▶

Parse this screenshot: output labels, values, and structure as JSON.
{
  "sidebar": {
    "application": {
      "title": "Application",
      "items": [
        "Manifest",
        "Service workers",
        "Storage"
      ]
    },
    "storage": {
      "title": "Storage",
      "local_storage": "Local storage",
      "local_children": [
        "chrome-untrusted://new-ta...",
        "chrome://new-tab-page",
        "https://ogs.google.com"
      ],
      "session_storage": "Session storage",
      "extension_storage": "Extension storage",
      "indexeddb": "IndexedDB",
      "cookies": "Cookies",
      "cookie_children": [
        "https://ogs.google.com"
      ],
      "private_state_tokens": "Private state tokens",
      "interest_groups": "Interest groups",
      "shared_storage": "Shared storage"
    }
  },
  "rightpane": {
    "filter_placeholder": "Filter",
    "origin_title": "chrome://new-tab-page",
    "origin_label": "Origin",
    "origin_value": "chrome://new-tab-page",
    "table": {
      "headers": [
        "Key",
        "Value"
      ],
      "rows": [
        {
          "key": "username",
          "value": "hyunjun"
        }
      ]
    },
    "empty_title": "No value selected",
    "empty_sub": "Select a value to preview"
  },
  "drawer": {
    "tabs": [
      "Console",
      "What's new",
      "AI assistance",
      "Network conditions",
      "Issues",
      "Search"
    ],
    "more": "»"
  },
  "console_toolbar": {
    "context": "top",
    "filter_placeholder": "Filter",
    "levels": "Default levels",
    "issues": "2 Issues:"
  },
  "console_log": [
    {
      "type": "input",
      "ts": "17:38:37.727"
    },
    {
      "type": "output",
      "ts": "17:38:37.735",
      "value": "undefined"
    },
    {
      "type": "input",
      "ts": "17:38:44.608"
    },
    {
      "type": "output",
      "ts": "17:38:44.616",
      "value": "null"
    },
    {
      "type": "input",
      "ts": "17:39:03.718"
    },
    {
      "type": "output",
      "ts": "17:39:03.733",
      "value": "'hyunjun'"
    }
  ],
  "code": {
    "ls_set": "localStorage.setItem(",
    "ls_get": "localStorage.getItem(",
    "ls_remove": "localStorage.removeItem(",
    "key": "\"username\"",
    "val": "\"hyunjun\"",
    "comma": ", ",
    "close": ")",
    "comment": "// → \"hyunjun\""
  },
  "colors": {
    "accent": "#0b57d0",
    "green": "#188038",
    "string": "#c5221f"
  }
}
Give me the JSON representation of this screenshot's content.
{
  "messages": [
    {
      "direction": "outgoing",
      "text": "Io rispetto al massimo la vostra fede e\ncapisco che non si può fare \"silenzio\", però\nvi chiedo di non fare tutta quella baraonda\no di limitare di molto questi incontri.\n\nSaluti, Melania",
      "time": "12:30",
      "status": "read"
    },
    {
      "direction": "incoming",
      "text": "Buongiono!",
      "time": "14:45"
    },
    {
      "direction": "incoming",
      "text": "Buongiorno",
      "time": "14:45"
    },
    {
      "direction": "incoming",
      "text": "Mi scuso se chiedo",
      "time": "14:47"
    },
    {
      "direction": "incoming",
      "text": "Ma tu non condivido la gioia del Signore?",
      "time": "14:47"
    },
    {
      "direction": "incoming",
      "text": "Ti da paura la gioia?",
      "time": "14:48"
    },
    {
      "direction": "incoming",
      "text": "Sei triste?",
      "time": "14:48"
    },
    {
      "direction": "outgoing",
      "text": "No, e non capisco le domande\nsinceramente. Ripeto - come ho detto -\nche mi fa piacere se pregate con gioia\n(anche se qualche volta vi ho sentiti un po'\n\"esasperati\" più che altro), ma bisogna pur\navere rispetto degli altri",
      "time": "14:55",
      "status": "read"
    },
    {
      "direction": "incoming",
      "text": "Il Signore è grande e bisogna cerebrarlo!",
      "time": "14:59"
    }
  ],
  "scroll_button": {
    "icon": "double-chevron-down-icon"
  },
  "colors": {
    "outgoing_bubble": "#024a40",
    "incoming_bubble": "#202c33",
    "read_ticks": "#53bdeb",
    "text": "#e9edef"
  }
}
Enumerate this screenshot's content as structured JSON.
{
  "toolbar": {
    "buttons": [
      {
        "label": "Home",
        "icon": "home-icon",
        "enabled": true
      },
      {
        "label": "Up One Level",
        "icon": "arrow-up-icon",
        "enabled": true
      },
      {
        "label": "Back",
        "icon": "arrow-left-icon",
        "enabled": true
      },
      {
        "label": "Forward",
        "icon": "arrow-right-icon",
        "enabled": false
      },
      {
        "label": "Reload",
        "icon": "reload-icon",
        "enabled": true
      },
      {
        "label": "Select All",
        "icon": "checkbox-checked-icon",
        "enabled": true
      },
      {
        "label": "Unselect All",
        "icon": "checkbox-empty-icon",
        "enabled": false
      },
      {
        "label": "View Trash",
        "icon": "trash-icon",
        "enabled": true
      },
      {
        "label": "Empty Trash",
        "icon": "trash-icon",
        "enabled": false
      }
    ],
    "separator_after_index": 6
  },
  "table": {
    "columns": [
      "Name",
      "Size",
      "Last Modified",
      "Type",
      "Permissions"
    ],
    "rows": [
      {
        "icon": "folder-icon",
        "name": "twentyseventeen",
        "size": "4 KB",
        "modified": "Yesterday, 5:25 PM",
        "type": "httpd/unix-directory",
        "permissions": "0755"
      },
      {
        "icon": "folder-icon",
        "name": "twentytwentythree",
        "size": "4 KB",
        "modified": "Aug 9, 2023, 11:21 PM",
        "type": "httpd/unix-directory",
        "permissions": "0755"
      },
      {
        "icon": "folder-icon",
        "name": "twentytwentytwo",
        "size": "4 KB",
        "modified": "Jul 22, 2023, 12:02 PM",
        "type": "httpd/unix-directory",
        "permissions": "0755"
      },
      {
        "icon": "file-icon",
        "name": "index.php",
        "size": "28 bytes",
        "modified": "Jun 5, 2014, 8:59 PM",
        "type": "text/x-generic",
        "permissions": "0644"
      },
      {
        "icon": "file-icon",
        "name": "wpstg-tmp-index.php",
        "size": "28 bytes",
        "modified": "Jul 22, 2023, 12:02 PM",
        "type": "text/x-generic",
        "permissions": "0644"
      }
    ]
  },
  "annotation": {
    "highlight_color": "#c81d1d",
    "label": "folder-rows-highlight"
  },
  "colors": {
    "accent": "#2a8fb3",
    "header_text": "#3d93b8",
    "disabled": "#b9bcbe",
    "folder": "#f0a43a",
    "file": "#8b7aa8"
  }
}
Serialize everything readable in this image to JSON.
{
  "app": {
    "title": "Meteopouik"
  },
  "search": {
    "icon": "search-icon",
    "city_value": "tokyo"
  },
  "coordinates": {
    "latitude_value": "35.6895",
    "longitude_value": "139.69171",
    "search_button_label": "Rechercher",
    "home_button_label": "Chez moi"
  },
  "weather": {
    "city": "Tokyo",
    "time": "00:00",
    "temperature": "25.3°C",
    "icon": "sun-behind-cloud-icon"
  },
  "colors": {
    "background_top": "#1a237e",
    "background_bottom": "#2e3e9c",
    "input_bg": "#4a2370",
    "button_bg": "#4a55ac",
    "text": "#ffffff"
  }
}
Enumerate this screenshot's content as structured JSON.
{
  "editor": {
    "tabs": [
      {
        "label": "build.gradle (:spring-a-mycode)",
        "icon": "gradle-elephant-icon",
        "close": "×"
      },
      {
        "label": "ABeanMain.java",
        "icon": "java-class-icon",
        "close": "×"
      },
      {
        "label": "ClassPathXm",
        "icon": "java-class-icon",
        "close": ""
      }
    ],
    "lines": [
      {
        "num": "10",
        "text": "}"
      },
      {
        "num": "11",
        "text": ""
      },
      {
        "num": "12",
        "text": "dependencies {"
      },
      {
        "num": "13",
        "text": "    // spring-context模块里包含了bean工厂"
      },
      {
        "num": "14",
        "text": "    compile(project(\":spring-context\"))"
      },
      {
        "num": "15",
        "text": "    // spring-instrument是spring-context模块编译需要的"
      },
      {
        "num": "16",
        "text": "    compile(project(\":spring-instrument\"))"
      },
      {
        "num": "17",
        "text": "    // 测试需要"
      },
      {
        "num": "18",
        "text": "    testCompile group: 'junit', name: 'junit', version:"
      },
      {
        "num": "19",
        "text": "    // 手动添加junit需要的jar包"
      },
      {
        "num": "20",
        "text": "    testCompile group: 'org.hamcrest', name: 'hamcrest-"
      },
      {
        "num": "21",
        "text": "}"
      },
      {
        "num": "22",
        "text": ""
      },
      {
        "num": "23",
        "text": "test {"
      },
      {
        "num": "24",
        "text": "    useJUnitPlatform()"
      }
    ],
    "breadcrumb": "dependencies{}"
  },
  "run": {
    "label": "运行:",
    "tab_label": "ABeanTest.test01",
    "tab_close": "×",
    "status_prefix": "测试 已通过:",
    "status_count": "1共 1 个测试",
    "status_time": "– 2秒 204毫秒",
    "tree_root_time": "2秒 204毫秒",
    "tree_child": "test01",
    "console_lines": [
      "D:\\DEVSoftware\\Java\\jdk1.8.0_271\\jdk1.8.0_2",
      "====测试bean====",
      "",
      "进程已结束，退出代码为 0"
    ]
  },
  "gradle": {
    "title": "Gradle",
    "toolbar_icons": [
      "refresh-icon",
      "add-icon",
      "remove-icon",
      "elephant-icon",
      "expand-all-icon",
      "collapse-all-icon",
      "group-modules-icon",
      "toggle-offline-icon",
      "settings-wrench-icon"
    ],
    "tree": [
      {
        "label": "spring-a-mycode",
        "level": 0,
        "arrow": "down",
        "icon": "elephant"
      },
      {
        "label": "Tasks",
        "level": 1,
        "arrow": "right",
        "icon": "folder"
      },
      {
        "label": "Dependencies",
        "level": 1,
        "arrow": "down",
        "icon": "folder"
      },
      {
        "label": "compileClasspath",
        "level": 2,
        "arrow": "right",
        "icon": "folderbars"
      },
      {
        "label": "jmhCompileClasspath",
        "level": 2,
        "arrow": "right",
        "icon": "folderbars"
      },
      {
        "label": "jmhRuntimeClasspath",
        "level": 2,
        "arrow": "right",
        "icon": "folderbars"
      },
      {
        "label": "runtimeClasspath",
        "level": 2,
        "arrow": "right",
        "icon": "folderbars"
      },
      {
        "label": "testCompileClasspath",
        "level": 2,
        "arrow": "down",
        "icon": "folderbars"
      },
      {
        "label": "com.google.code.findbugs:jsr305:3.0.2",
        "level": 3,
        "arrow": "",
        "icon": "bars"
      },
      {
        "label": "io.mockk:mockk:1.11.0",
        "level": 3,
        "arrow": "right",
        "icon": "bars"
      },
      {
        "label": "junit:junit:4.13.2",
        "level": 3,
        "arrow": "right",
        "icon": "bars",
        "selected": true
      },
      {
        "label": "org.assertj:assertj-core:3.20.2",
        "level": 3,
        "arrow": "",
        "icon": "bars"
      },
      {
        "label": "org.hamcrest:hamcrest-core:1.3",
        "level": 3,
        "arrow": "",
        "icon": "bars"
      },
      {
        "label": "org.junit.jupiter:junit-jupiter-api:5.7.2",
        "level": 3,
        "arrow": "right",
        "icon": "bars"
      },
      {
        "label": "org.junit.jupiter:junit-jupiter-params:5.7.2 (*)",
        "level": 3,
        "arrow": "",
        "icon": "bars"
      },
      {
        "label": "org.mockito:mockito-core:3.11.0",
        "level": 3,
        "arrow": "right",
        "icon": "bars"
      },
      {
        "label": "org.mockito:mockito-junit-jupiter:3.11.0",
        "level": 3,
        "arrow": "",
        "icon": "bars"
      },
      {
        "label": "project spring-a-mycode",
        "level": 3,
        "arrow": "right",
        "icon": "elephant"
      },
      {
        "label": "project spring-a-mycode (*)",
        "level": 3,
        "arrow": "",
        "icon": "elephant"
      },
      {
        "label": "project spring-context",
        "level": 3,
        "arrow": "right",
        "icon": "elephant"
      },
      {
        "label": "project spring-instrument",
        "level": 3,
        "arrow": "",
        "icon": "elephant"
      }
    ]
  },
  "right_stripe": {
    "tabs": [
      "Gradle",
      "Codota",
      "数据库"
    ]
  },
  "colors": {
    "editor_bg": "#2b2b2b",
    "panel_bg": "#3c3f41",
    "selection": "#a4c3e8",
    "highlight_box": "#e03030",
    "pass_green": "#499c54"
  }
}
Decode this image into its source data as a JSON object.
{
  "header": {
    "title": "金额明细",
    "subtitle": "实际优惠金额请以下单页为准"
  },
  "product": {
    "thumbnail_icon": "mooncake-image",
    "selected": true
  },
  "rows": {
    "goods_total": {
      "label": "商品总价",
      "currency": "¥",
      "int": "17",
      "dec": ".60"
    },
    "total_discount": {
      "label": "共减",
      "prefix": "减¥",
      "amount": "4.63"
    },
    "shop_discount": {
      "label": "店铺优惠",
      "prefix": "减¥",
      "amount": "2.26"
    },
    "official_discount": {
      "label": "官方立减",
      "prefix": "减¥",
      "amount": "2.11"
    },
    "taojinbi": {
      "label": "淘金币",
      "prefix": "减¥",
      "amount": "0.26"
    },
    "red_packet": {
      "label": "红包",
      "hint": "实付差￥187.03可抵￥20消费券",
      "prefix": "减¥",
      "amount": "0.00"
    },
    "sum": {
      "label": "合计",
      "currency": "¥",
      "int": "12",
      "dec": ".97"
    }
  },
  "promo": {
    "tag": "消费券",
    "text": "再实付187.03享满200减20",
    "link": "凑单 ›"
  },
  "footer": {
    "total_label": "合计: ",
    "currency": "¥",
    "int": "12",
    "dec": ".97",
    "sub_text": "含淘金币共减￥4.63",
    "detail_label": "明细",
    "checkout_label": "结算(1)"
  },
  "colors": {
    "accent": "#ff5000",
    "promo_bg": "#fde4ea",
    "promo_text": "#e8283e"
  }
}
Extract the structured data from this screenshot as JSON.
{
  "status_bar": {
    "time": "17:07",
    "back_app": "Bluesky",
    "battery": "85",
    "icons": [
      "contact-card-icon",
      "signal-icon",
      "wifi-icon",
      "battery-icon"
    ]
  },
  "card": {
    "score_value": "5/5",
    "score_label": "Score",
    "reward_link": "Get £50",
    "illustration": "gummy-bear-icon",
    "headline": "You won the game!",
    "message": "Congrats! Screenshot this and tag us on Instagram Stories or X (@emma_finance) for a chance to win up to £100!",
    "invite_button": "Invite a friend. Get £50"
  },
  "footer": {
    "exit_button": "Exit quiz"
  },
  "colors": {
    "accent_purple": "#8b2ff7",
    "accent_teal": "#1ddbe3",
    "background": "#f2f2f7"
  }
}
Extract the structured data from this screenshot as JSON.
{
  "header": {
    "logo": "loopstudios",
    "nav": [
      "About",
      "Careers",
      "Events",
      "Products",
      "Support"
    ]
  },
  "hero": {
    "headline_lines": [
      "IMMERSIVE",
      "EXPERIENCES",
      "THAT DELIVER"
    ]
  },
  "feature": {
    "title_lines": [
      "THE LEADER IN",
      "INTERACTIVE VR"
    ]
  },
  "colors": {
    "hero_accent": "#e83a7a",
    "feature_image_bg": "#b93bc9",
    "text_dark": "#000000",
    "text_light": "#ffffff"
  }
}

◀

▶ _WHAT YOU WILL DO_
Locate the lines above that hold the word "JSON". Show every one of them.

▶ _ANSWER SECTION_
Parse this screenshot: output labels, values, and structure as JSON.
Give me the JSON representation of this screenshot's content.
Enumerate this screenshot's content as structured JSON.
Serialize everything readable in this image to JSON.
Enumerate this screenshot's content as structured JSON.
Decode this image into its source data as a JSON object.
Extract the structured data from this screenshot as JSON.
Extract the structured data from this screenshot as JSON.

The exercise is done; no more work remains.